Copy out all of the data word for word. Omit every picture.

_____

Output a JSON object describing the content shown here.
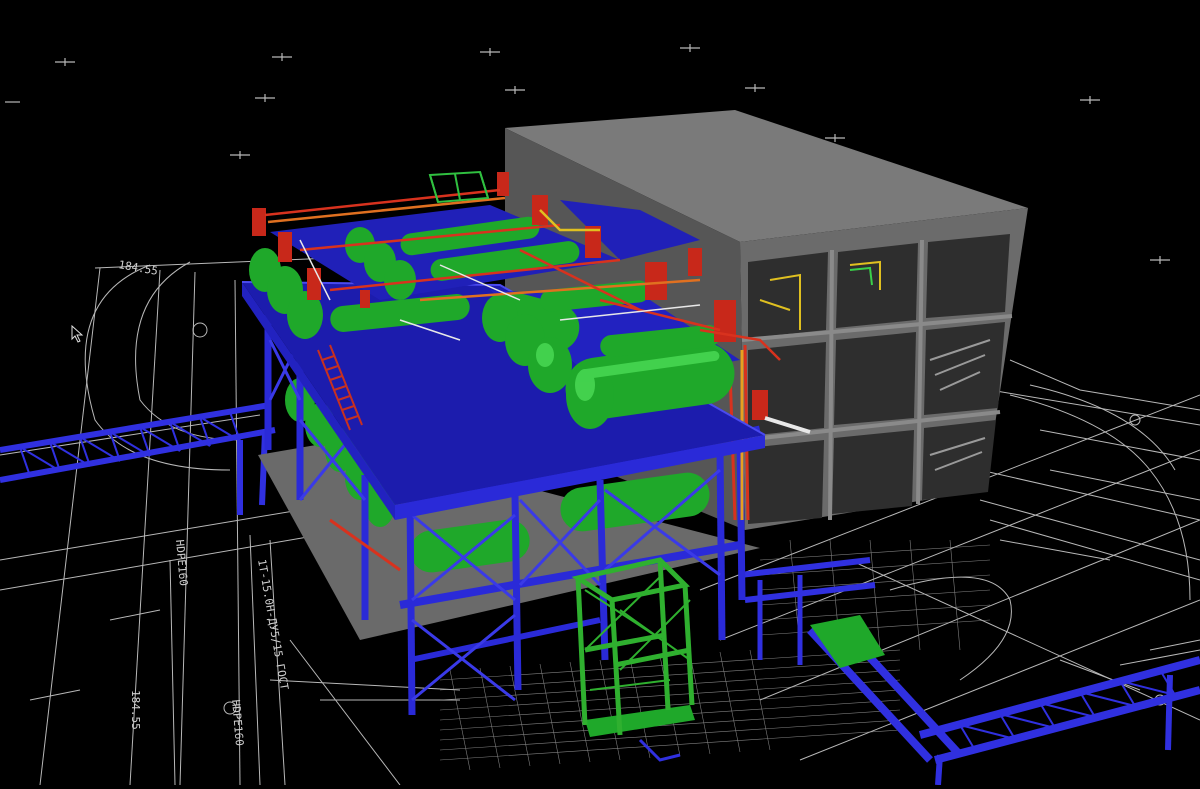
{
  "viewport": {
    "name": "3D plant model over site plan drawing",
    "background": "#000000"
  },
  "colors": {
    "structural_steel": "#2a2ad8",
    "deck": "#1f1fa8",
    "vessels": "#1fa82a",
    "vessel_highlight": "#52e35c",
    "piping_red": "#d8321e",
    "building": "#6a6a6a",
    "building_dark": "#3c3c3c",
    "drawing_lines": "#d9d9d9",
    "piping_yellow": "#e0c020"
  },
  "drawing_labels": {
    "elev_1": "184.55",
    "elev_2": "184.55",
    "hdpe_1": "HDPE160",
    "hdpe_2": "HDPE160",
    "note_1": "1Т-15.0H-ДУ5/15 ГОСТ"
  },
  "cursor": {
    "icon": "arrow-cursor-icon"
  }
}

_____

- [RESULT]
Output a JSON object describing the content shown here.
{
  "viewport": {
    "name": "3D plant model over site plan drawing",
    "background": "#000000"
  },
  "colors": {
    "structural_steel": "#2a2ad8",
    "deck": "#1f1fa8",
    "vessels": "#1fa82a",
    "vessel_highlight": "#52e35c",
    "piping_red": "#d8321e",
    "building": "#6a6a6a",
    "building_dark": "#3c3c3c",
    "drawing_lines": "#d9d9d9",
    "piping_yellow": "#e0c020"
  },
  "drawing_labels": {
    "elev_1": "184.55",
    "elev_2": "184.55",
    "hdpe_1": "HDPE160",
    "hdpe_2": "HDPE160",
    "note_1": "1Т-15.0H-ДУ5/15 ГОСТ"
  },
  "cursor": {
    "icon": "arrow-cursor-icon"
  }
}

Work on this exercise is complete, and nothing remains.